Directed by: Ry Russo-Young
Written by: Lena Dunham and Ry Russo-Young
Starring:Olivia Thirlby, John Krasinski and Jane Levy
Running time: 82 mins.

In this meandering take on the wasted lives of dull people on the fringe of the movie industry, set in the Los Angeles neighborhood of Silver Lake, a shrink named Julie (Rosemarie DeWitt) lives with her two children by a former marriage and her current husband Peter (John Krasinski, from the TV sitcom The Office), an audio editor who synchs sound effects to silent films. Peter’s career must be a flop, because, for some reason that is never made clear, he takes on a boyish art student named Martine (Olivia Thirlby), agreeing to provide the soundtrack for her short experimental video, and in the bargain (to his wife’s amazement) invites the cute East Coast visitor to be a houseguest. (She’s the only person in Los Angeles who can’t drive, which explains the title of the film.) Peter’s assistant is a young hunk named David (Rhys Wakefield). Julie’s daughter Kolt (India Ennenga) is in love with David, but he falls fast for Martine. So does Peter. While searching for the right noises ants make when they’re moving bread crumbs and making love, Martine seduces Peter. Watching the bugs in Martine’s film fornicate, Peter gets hot (duh!) and starts humping Martine on his editing board. Frustrated, Julie turns to one of her screwy patients (Justin Kirk) for sex. Sixteen-year-old Kolt starts experimenting too, with her Italian tutor and a doofus schoolmate. In no time, a gamine interloper throws a boring family out of whack, but there’s no mourning their loss, because they’re such one-dimensional cardboard clichés to start with, and their sell-by dates have already passed. By the time they throw Martine out and she heads back to Brooklyn, everyone is miserable. Their house, by the way, is terrific—a lot of glass looking down on the lights of L.A., which presents a Windex nightmare.

With her boyish Buster Brown haircut and eyes big and dark as black olives, Olivia Thirlby looks like a cross between Anne Hathaway and the young, wide-eyed and innocent Liza Minnelli when she was first starting out in The Sterile Cuckoo. But, although men find her irresistible, she’s about as naive as a scorpion and sexy as a 10-year-old grocery bagger at Grand Union. The actors are all completely wasted in this dumb travesty of fumbling, unfocused, oversexed numbskulls who work in the movie business. Everyone connected with Nobody Walks should have done just that—early and quickly.

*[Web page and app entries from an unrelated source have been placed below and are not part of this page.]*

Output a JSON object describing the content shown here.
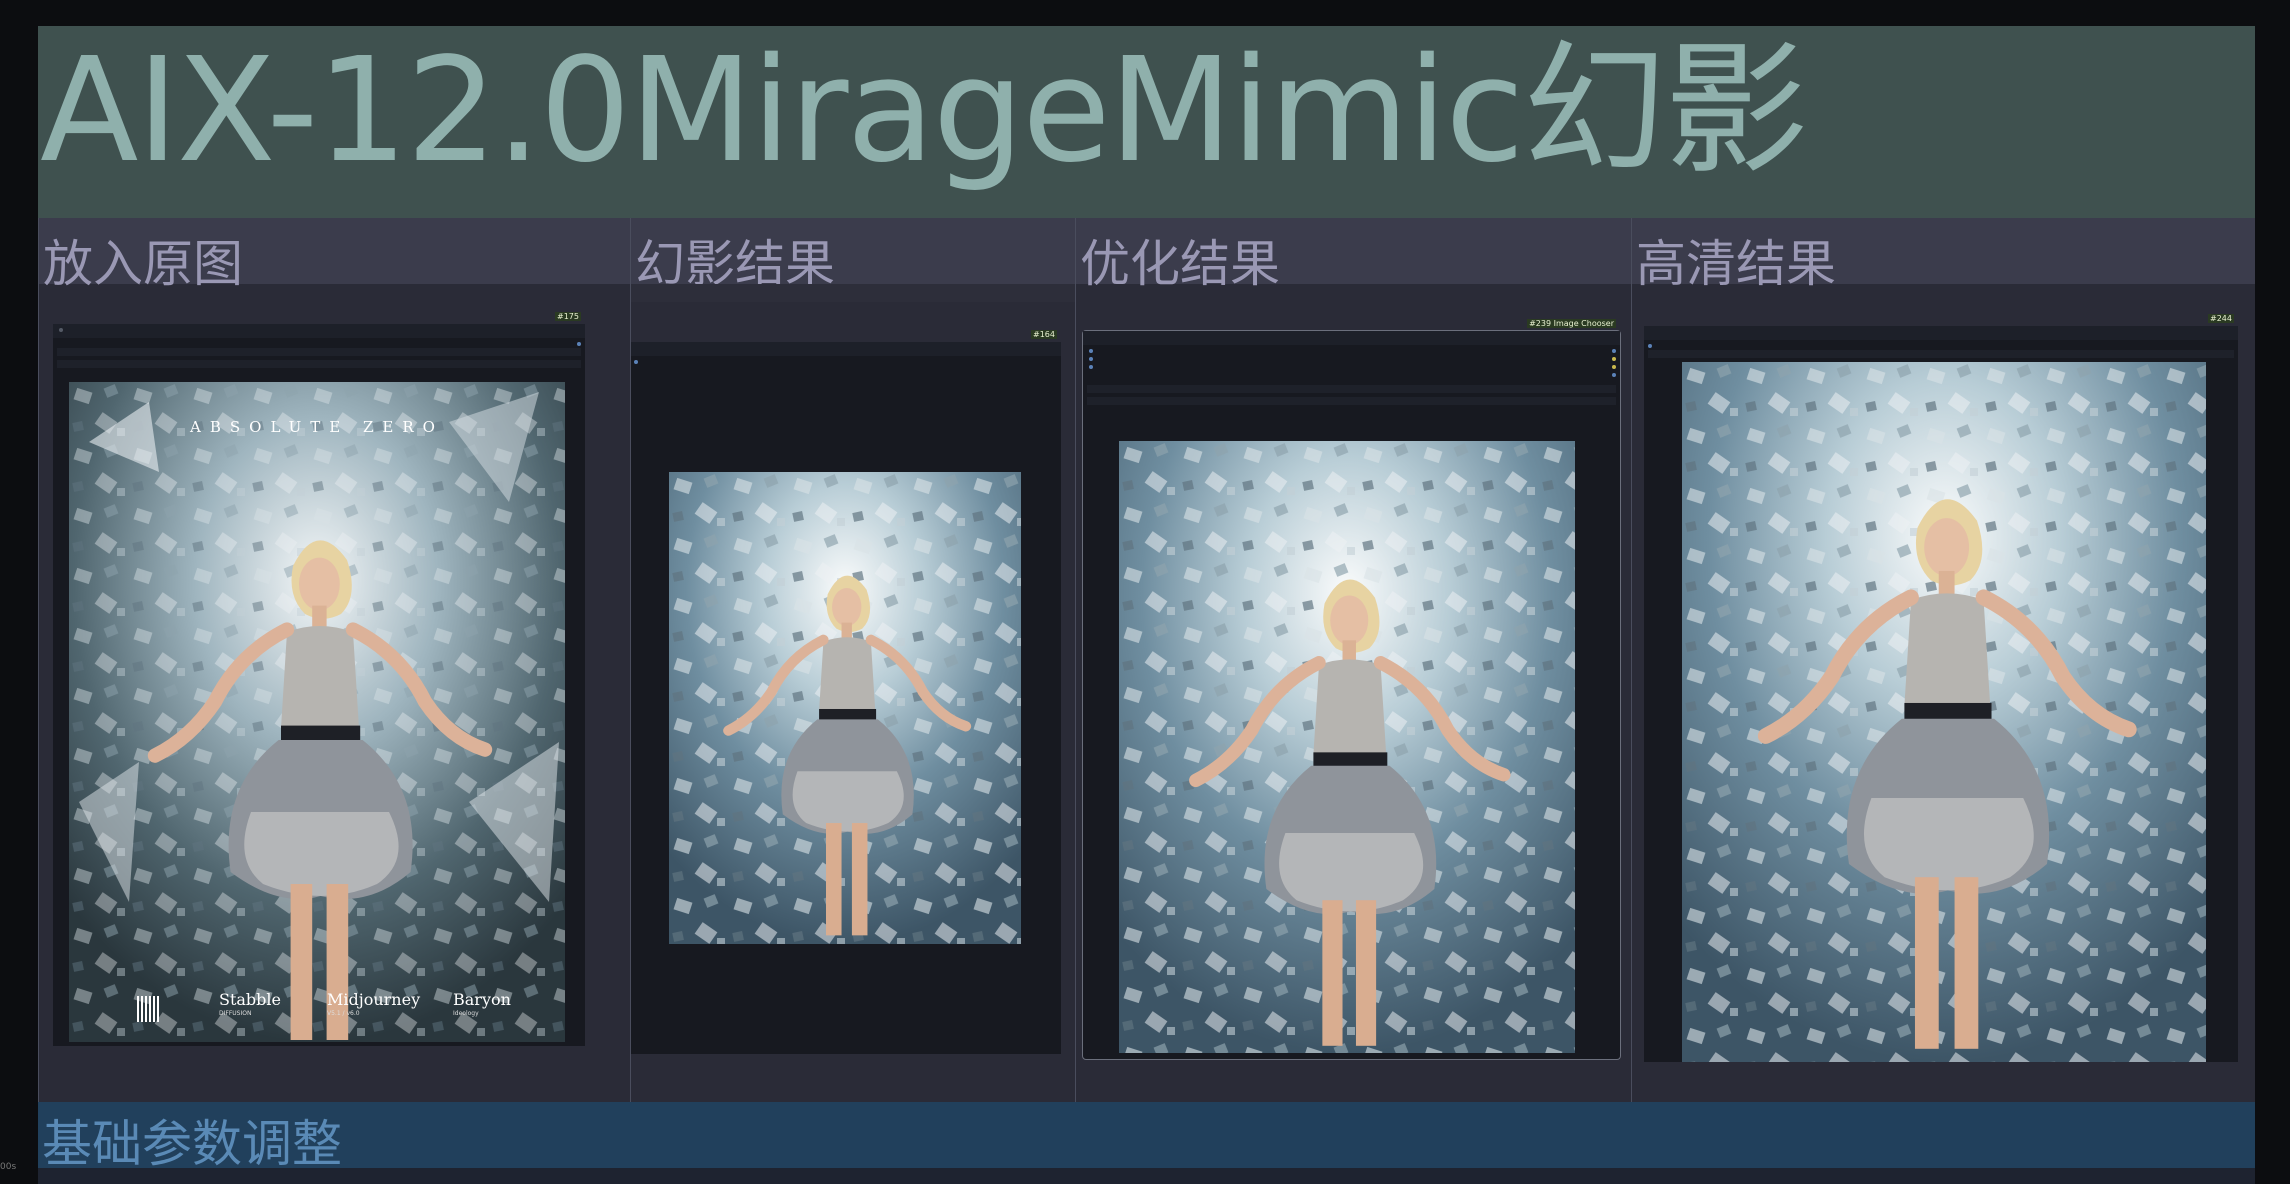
{
  "title": "AIX-12.0MirageMimic幻影",
  "columns": [
    {
      "title": "放入原图",
      "node_badge": "#175"
    },
    {
      "title": "幻影结果",
      "node_badge": "#164"
    },
    {
      "title": "优化结果",
      "node_badge": "#239 Image Chooser"
    },
    {
      "title": "高清结果",
      "node_badge": "#244"
    }
  ],
  "poster": {
    "header": "ABSOLUTE ZERO",
    "logos": [
      "Stabble",
      "Midjourney",
      "Baryon"
    ],
    "logo_subs": [
      "DIFFUSION",
      "V5.1 / v6.0",
      "Ideology"
    ]
  },
  "params_title": "基础参数调整",
  "corner_label": "00s",
  "colors": {
    "title_bg": "#3f514f",
    "column_bg": "#2a2b37",
    "params_bg": "#21405c"
  }
}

Ants in Your Pants: ‘Nobody Walks’ is a Convoluted On-Screen Orgy That Doesn’t Arouse